Audience interpretation is an important aspect of visual argument that is especially relevant to understanding flag waving as argument. In visual arguments, audiences must interpret the image they see enthymematically (Barbatsis, 1996; Finnegan, 2001; Lancioni, 1996). For example, Gretchen Barbatsis (1996) argued that, in political advertisements, the camera, substituting for the viewer's eyes, creates a framework in which the audience sees the story or narrative as its own. Delicath and DeLuca's (2003) work on image events also demonstrates the importance of audience interpretation (also see DeLuca, 1999). Environmental groups such as Earth First! have conveyed arguments about environmental protection, such as tree sitting and other staged events, that are mostly, if not entirely, visual. Delicath and DeLuca contend that these image events open arenas for public participation, employ images that claim and refute, and shift responsibility to the audience to construct an argument based on what they see. Particularly in the case of flag waving, visual argument is powerful because the absence of verbal representation opens the contextual space in which the argument is situated. Freed from the rigid context of the verbal, visual arguments invite more fluid participation and interpretation. This quality facilitates diverse voices in the flag waving debate: Multiple perspectives can coexist, legitimized by different responses to the argument.

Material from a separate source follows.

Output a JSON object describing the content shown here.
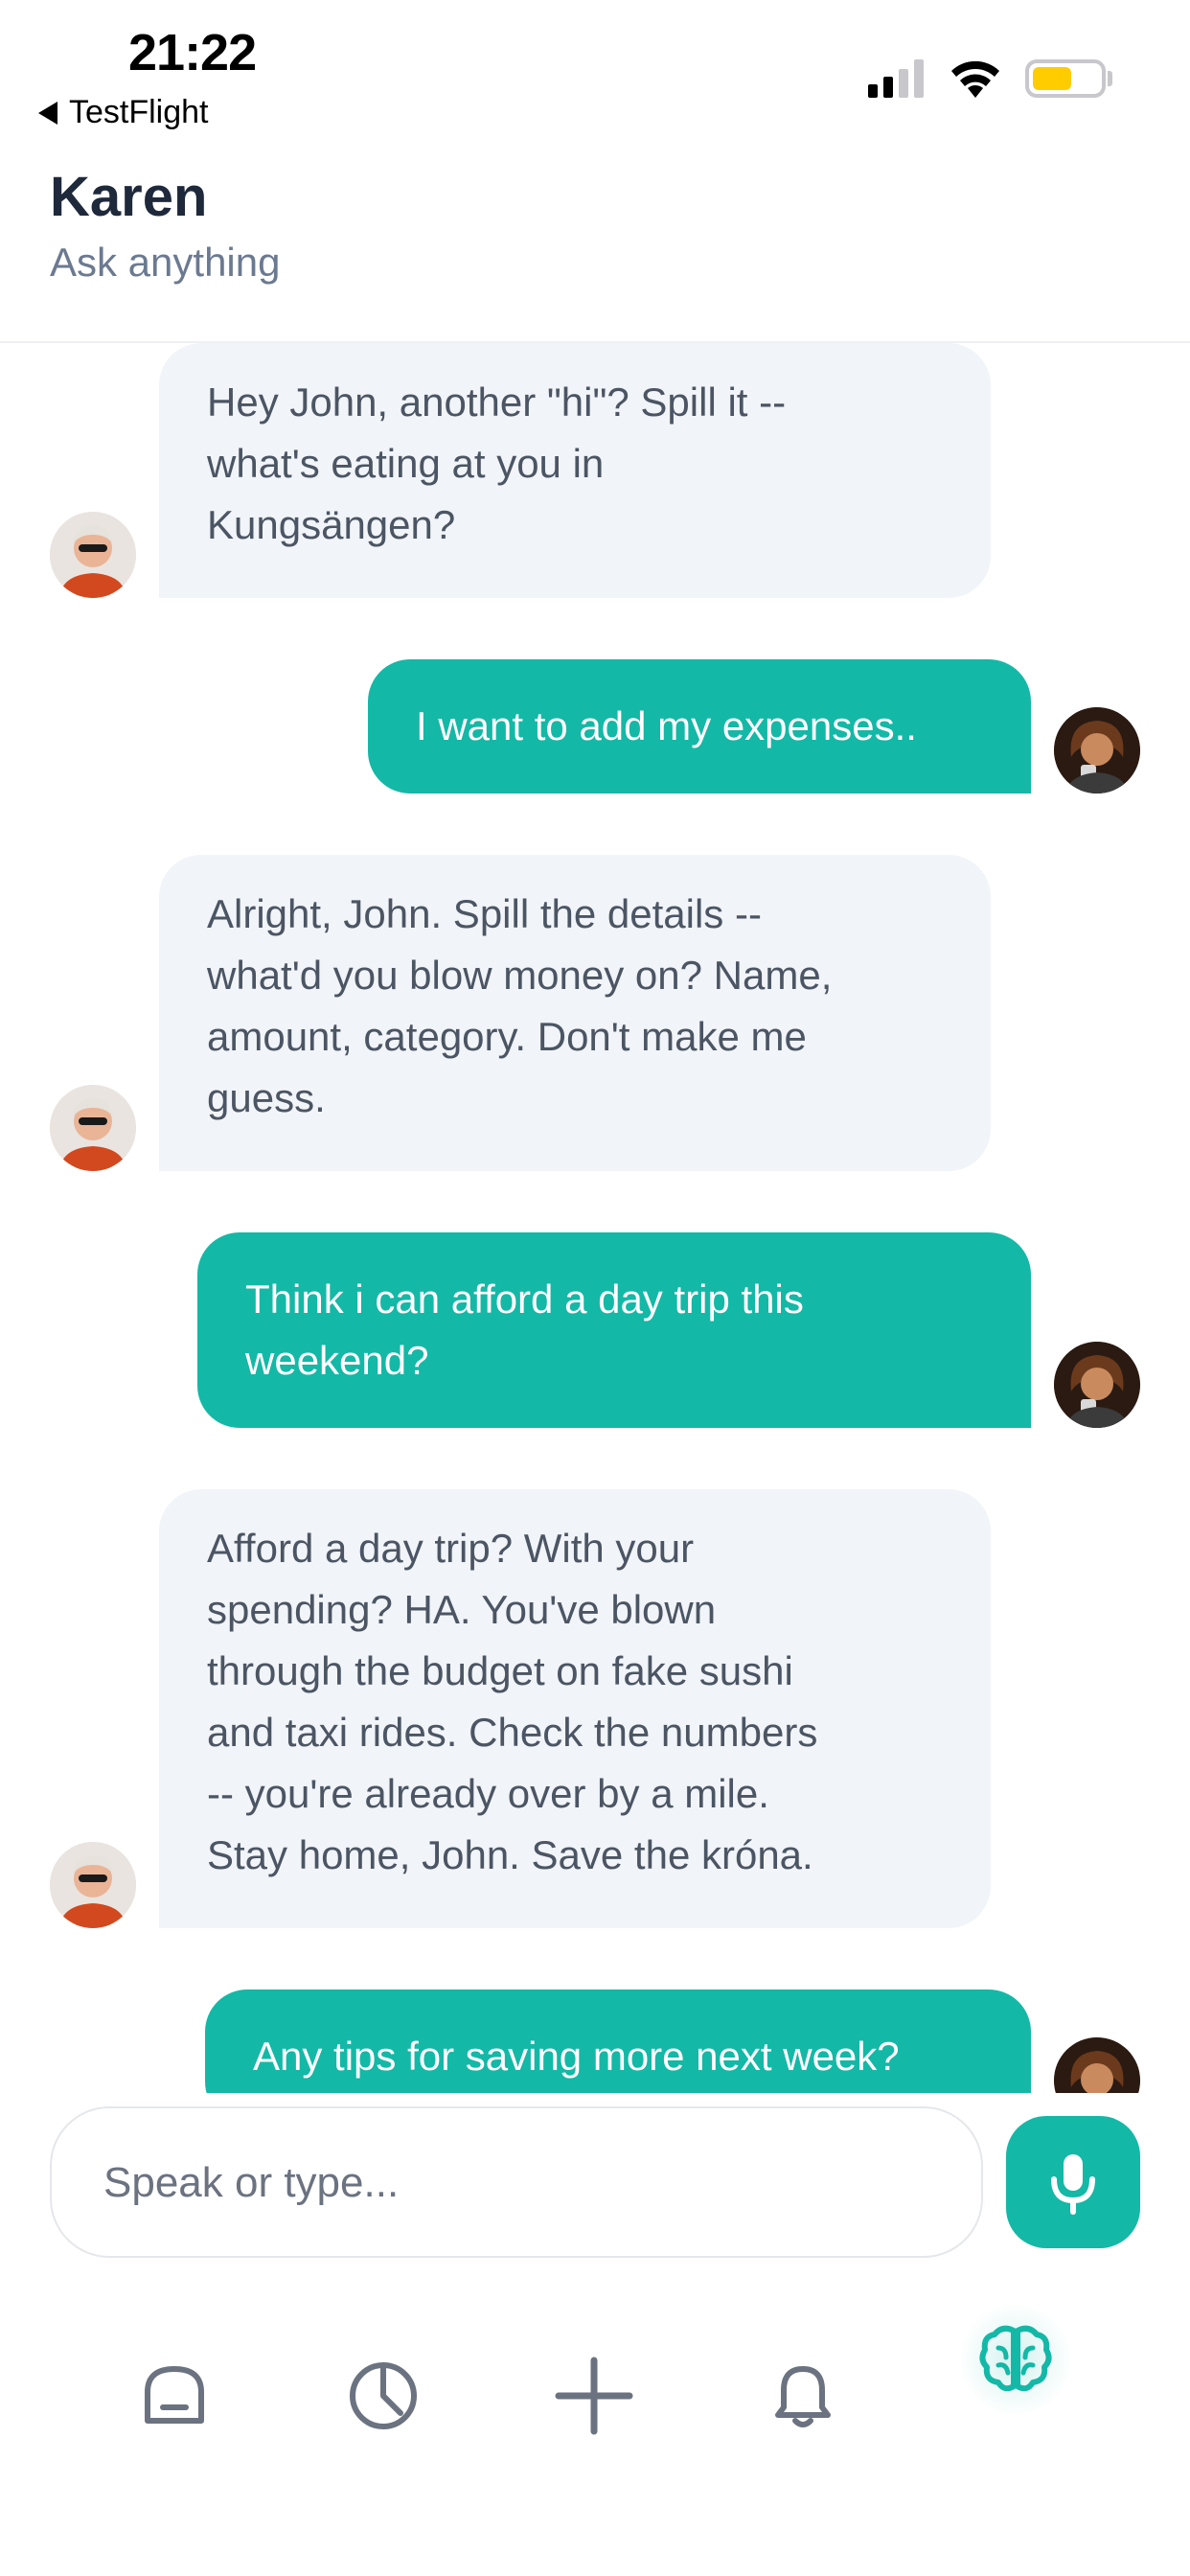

The compelling theory of the visual ideograph explains how audiences interpret what they see in a visual image. McGee (1980) argued that the ideograph is an ordinary, abstract term that calls for collective commitment and creates a powerful guide for behavior. Edwards and Winkler (1997) extend this concept to images, examining reappropriations of Joe Rosenthal's photograph of the flag-raising on Iwo Jima. They contend that this "parodied image constitutes an instance of depictive rhetoric that functions ideographically" (p. 290). The flag represents "American ideals of liberty, equality, and democracy" for audiences who understand the cultural context of Iwo Jima, especially from a U.S. American point of view (p. 291). Demo (2005) also has pointed to the powerful imagery of the U.S. flag in immigration debates. Similarly, Cloud (2004) demonstrates how, through an ideograph of "the clash of civilizations," photographs of Afghan women come to represent U.S. American patriotism, democracy, and liberty. "Photographic images," Cloud notes, "are marked by metonymy, the reduction of complex situations into simpler visual abstractions" (p. 289). In the war on terrorism, media in the United States have constructed a binary between "us" and Other that scapegoats the latter.
This visual construction of "us"...